PROMPT: Filter the listing below, keeping only the lines with the word "likes".

--- START ---

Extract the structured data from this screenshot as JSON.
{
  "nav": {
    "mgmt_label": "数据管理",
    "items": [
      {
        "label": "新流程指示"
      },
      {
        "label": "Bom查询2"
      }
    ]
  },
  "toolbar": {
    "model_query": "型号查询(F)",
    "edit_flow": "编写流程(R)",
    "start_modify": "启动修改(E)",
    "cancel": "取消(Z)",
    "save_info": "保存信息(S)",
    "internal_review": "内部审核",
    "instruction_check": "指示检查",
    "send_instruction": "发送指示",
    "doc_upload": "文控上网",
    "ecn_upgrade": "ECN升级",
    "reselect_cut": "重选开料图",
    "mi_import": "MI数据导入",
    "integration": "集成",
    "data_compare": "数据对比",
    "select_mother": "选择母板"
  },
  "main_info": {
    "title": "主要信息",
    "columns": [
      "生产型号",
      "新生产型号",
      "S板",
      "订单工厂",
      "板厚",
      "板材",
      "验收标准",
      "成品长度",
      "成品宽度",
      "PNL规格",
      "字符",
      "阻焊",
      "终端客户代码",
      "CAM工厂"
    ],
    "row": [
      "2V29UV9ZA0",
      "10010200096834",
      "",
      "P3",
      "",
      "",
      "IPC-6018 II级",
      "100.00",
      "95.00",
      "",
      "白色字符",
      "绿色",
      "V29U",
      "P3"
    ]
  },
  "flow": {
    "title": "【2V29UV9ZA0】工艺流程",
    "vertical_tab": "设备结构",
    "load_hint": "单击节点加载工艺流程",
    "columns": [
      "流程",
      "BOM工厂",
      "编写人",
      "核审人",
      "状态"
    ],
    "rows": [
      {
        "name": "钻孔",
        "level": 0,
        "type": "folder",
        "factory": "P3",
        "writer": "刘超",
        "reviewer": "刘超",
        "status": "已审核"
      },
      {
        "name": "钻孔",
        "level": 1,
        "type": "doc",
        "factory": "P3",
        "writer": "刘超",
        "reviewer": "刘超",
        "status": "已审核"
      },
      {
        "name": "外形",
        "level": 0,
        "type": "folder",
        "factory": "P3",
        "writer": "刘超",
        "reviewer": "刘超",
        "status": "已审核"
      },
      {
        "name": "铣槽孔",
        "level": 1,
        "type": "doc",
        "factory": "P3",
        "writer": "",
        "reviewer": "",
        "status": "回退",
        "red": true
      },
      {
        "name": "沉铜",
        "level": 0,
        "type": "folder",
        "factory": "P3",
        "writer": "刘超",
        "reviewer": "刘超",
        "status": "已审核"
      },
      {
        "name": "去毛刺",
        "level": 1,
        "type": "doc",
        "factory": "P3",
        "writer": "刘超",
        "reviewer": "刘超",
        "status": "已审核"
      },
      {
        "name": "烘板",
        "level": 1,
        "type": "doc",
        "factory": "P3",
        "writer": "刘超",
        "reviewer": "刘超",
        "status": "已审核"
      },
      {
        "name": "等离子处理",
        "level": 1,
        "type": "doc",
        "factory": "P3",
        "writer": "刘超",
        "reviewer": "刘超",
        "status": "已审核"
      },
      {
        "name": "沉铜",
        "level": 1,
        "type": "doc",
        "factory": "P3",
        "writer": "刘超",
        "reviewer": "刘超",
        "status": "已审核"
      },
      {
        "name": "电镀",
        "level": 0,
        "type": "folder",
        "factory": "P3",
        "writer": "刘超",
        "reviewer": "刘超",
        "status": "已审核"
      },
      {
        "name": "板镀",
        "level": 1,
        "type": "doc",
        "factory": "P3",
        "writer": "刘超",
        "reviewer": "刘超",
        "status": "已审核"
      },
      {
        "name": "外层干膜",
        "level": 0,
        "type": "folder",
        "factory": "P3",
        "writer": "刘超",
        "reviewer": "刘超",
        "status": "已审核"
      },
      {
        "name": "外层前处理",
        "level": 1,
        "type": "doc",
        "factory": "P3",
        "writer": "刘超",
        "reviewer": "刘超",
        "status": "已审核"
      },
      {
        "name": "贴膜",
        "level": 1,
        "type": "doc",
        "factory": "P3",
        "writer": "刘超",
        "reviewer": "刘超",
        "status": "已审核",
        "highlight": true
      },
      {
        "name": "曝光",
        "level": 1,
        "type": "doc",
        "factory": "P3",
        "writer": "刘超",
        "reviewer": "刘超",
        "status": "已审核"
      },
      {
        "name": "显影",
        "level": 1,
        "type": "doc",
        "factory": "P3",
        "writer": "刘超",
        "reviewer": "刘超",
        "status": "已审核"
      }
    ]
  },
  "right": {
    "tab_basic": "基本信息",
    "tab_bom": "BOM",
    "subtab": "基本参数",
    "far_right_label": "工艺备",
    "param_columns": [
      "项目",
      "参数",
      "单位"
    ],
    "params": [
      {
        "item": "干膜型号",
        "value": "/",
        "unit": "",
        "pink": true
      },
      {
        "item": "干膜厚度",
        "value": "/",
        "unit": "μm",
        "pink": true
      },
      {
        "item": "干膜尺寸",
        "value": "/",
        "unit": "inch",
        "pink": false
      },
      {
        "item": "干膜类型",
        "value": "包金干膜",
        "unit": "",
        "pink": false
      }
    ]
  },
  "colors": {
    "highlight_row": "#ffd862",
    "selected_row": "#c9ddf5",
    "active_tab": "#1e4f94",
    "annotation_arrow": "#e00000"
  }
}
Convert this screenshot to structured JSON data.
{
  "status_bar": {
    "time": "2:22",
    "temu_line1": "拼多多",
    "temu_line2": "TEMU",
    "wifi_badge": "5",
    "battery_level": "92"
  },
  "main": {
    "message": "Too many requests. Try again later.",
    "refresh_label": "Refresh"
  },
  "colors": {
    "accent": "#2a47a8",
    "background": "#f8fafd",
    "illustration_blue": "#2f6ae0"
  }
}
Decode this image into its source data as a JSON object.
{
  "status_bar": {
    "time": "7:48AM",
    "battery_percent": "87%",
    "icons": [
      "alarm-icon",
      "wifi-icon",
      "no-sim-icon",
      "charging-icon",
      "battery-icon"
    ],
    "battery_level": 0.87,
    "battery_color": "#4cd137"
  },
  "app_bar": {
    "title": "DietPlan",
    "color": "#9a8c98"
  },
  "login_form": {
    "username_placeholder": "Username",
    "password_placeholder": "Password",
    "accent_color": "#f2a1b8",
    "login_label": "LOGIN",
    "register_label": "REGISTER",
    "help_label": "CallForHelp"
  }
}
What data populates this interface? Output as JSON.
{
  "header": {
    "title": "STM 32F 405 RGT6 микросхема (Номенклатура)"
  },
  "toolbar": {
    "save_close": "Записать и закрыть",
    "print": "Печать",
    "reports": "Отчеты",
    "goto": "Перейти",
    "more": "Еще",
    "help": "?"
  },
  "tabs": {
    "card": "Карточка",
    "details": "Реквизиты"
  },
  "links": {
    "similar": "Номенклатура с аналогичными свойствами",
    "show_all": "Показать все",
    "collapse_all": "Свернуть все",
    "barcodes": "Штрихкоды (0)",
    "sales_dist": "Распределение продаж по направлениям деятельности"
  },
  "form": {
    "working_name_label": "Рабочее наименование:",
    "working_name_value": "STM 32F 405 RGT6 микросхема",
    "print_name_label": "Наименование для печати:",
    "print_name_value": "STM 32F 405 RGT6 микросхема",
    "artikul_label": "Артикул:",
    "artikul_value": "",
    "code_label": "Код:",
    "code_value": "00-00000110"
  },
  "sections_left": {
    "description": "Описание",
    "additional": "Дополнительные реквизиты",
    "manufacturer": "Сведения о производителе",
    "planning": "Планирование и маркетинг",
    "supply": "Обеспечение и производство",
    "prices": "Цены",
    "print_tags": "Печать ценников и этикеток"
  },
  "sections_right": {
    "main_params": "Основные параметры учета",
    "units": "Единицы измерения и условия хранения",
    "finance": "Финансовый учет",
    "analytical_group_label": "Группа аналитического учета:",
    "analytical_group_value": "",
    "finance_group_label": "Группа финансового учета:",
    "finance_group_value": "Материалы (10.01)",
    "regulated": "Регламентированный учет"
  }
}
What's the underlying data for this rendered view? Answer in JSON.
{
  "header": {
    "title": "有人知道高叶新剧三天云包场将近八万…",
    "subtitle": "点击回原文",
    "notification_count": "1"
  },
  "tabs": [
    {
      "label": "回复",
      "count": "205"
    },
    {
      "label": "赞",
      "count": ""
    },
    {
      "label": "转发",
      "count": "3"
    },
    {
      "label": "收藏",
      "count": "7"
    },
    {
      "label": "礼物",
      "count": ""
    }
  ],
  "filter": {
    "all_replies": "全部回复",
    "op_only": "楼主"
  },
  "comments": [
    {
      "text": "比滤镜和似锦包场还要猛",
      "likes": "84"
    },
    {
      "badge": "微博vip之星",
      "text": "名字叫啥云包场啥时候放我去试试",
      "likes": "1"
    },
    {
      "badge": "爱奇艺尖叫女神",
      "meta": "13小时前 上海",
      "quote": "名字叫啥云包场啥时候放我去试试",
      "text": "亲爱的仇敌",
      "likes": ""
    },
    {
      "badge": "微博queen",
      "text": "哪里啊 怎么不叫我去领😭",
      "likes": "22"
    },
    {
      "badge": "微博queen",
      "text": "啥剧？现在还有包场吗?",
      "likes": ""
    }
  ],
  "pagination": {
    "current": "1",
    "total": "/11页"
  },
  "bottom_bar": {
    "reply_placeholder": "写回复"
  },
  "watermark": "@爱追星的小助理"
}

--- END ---

COMPLETED EXERCISE:
      "likes": "84"
      "likes": "1"
      "likes": ""
      "likes": "22"
      "likes": ""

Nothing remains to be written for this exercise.